I think that there have been great strides in encouraging women and minorities to consider studying computer science. I see increased interest and participation among women and minorities in my community and it is encouraging, however, I also recognize that I live in a pretty unique place. My sister often tells me that her town just doesn't offer the same programs. To combat this type of challenge, I think we need to continue to normalize the idea of females in Computer Science and also expand the programs outside of big cities and academic towns.
I don't know if society will ever glorify the "smart kids" as much as the athletes (not that they are mutually exclusive). As a result, I try to focus my efforts on showing students that programming is an incredible opportunity. My career day speeches do not focus on the minutia of being a scientist, but rather all of the opportunities that a career in science provides: good pay, flexible work schedule, etc. Combine that with the fact that you can be doing rewarding work that allows you to solve challenging problems and it becomes a very attractive option. I also highlight the need for people in CS who also have an interest in story-telling, art, games, nature, and/or biology (among others).
As a final note, I have decided to share with you all that I am nervous about writingabout this topic. I wish it wasn't the case, but I am. And the reason is because people can get angry that there are special programs to encourage women and minorities to go into CS. I myself was a recipient of a Fellowship to pursue my PhD and I have had people confront me about it and also tell me I don't belong here. I only mention this because I want other people to realize that there will be challenges, and it isn't all smooth sailing. Knowing this makes it easier to handle the uncommon, but unsettling, experiences.

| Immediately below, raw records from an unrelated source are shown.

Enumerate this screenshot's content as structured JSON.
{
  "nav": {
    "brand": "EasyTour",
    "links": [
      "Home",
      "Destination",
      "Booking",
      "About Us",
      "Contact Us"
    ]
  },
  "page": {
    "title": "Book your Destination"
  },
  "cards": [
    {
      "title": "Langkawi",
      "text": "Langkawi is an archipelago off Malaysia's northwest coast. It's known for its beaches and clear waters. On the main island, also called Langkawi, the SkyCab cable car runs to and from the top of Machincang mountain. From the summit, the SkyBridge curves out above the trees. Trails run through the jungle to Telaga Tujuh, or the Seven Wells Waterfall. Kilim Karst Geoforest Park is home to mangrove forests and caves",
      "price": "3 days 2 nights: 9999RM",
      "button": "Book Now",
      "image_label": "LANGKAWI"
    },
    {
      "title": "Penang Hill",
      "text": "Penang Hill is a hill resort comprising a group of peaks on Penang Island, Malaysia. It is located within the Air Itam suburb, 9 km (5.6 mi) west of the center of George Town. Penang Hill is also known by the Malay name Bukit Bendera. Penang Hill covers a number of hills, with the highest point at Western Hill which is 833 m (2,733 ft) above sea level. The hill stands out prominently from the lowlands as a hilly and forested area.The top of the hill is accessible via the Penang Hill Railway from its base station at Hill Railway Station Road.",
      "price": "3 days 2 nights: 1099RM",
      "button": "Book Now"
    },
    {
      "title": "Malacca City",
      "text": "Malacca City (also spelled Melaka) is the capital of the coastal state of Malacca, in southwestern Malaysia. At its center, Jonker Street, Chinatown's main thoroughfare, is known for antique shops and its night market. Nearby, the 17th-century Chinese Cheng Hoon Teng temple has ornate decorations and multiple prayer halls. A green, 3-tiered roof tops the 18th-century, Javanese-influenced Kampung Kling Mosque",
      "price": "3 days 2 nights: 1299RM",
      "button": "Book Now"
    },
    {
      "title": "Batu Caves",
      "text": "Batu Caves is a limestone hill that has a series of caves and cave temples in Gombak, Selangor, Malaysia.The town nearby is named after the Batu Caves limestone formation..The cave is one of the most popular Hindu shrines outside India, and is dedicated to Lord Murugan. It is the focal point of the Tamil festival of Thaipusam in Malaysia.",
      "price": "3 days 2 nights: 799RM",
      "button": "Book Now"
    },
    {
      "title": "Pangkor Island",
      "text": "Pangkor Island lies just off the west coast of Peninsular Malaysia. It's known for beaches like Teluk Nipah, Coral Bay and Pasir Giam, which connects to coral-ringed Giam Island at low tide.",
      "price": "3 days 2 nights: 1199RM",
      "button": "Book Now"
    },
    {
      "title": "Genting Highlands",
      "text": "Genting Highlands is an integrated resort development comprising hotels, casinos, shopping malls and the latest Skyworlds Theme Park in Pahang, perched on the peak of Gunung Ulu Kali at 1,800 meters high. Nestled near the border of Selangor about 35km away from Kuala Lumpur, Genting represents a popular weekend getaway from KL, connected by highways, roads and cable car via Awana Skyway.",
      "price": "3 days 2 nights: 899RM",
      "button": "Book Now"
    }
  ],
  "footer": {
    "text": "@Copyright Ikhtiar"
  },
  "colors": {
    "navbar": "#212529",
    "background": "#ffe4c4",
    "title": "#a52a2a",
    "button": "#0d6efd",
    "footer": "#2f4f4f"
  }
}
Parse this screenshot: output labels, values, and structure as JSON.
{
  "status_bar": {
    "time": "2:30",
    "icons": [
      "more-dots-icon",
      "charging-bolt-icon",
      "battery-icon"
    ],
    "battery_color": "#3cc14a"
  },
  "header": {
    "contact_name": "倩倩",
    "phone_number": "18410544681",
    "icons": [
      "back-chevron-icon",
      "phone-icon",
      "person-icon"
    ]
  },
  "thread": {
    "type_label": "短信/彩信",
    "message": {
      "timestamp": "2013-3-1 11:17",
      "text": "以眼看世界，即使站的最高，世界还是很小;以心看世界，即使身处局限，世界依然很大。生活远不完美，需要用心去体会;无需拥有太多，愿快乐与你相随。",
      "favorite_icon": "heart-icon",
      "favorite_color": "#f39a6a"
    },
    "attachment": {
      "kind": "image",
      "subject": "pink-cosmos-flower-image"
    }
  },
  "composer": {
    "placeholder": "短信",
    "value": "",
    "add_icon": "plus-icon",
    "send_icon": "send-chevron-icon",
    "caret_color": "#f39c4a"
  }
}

I want to reference a Q & As that I did aboutI know that I was particularly susceptible to all of them, but two stick out. Sometimes incredibly well-intentioned peers and mentors wanted to "help" me succeed by giving me the answer rather than talking through the process. It hindered my confidence and my growth. This happened to many of my female peers. So lets make sure our efforts don't actually undermine new programmers.